     mac_seeotheruids — simple policy controlling whether users see other users

SYNOPSIS

     To compile the policy into your kernel, place the following lines in your kernel
     configuration file:

           options MAC
           options MAC_SEEOTHERUIDS

     Alternately, to load the module at boot time, place the following line in your kernel
     configuration file:

           options MAC

     and in loader.conf(5):

           mac_seeotheruids_load="YES"

DESCRIPTION

     The mac_seeotheruids policy module, when enabled, denies users to see processes or sockets
     owned by other users.

     To enable mac_seeotheruids, set the sysctl OID security.mac.seeotheruids.enabled to 1.  To
     permit superuser awareness of other credentials by virtue of privilege, set the sysctl OID
     security.mac.seeotheruids.suser_privileged to 1.

     To allow users to see processes and sockets owned by the same primary group, set the sysctl
     OID security.mac.seeotheruids.primarygroup_enabled to 1.

     To allow processes with a specific group ID to be exempt from the policy, set the sysctl OID
     security.mac.seeotheruids.specificgid_enabled to 1, and
     security.mac.seeotheruids.specificgid to the group ID to be exempted.

   Label Format
     No labels are defined for mac_seeotheruids.

SEE ALSO

     mac(4), mac_biba(4), mac_bsdextended(4), mac_ifoff(4), mac_lomac(4), mac_mls(4),
     mac_none(4), mac_partition(4), mac_portacl(4), mac_test(4), mac(9)

HISTORY

     The mac_seeotheruids policy module first appeared in FreeBSD 5.0 and was developed by the
     TrustedBSD Project.

AUTHORS

     This software was contributed to the FreeBSD Project by Network Associates Labs, the
     Security Research Division of Network Associates Inc.  under DARPA/SPAWAR contract
     N66001-01-C-8035 (“CBOSS”), as part of the DARPA CHATS research program.
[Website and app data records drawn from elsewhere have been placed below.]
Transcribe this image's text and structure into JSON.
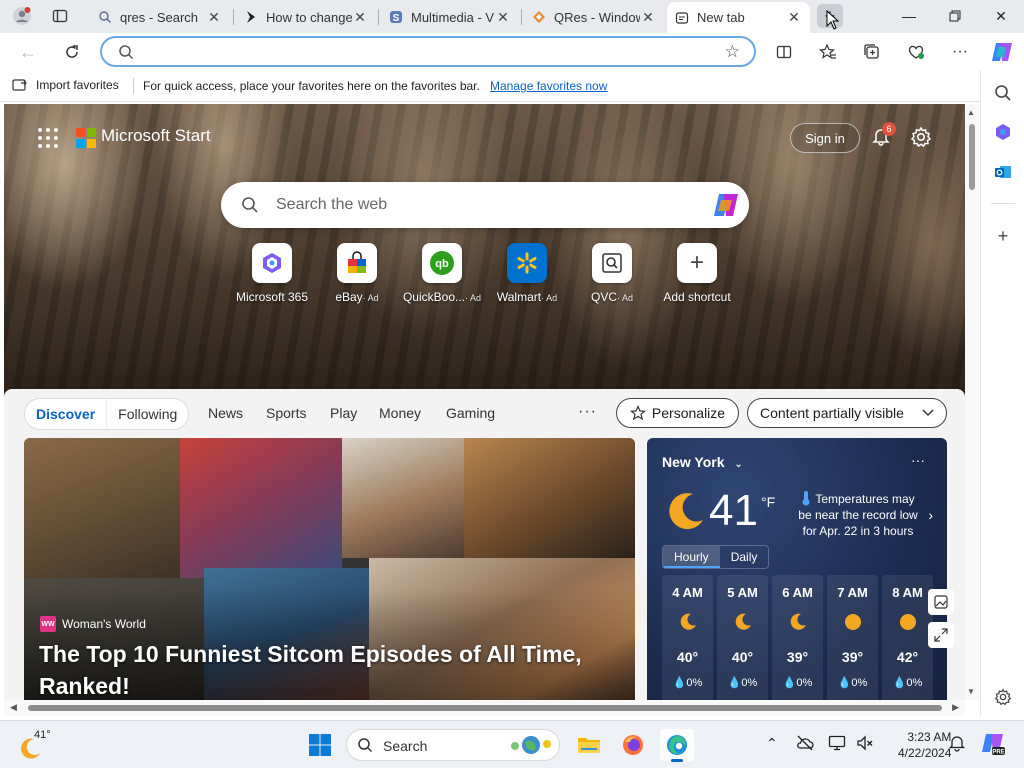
{
  "tabs": [
    {
      "title": "qres - Search",
      "icon": "search-icon"
    },
    {
      "title": "How to change",
      "icon": "pin-logo-icon"
    },
    {
      "title": "Multimedia - V",
      "icon": "s-logo-icon"
    },
    {
      "title": "QRes - Window",
      "icon": "diamond-logo-icon"
    },
    {
      "title": "New tab",
      "icon": "newtab-icon",
      "active": true
    }
  ],
  "address_bar": {
    "value": "",
    "placeholder": ""
  },
  "favorites_bar": {
    "import_label": "Import favorites",
    "message": "For quick access, place your favorites here on the favorites bar.",
    "manage_link": "Manage favorites now"
  },
  "ms_start": {
    "brand": "Microsoft Start",
    "sign_in": "Sign in",
    "notification_count": "6",
    "search_placeholder": "Search the web"
  },
  "shortcuts": [
    {
      "label": "Microsoft 365",
      "ad": ""
    },
    {
      "label": "eBay",
      "ad": "· Ad"
    },
    {
      "label": "QuickBoo...",
      "ad": "· Ad"
    },
    {
      "label": "Walmart",
      "ad": "· Ad"
    },
    {
      "label": "QVC",
      "ad": "· Ad"
    },
    {
      "label": "Add shortcut",
      "ad": ""
    }
  ],
  "feed_nav": {
    "discover": "Discover",
    "following": "Following",
    "links": [
      "News",
      "Sports",
      "Play",
      "Money",
      "Gaming"
    ],
    "more": "···",
    "personalize": "Personalize",
    "content_visibility": "Content partially visible"
  },
  "hero_article": {
    "source": "Woman's World",
    "source_logo": "WW",
    "title": "The Top 10 Funniest Sitcom Episodes of All Time, Ranked!"
  },
  "weather": {
    "city": "New York",
    "temp": "41",
    "unit": "°F",
    "alert": "Temperatures may be near the record low for Apr. 22 in 3 hours",
    "tab_hourly": "Hourly",
    "tab_daily": "Daily",
    "hours": [
      {
        "time": "4 AM",
        "icon": "moon",
        "temp": "40°",
        "precip": "0%"
      },
      {
        "time": "5 AM",
        "icon": "moon",
        "temp": "40°",
        "precip": "0%"
      },
      {
        "time": "6 AM",
        "icon": "moon",
        "temp": "39°",
        "precip": "0%"
      },
      {
        "time": "7 AM",
        "icon": "sun",
        "temp": "39°",
        "precip": "0%"
      },
      {
        "time": "8 AM",
        "icon": "sun",
        "temp": "42°",
        "precip": "0%"
      }
    ]
  },
  "taskbar": {
    "weather_temp": "41°",
    "search_label": "Search",
    "time": "3:23 AM",
    "date": "4/22/2024"
  },
  "colors": {
    "accent": "#0b62c9",
    "weather_bg": "#1b2b4e",
    "badge": "#e0533d"
  }
}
BUGS

     See mac(9) concerning appropriateness for production use.  The TrustedBSD MAC Framework is
     considered experimental in FreeBSD.

     While the MAC Framework design is intended to support the containment of the root user, not
     all attack channels are currently protected by entry point checks.  As such, MAC Framework
     policies should not be relied on, in isolation, to protect against a malicious privileged
     user.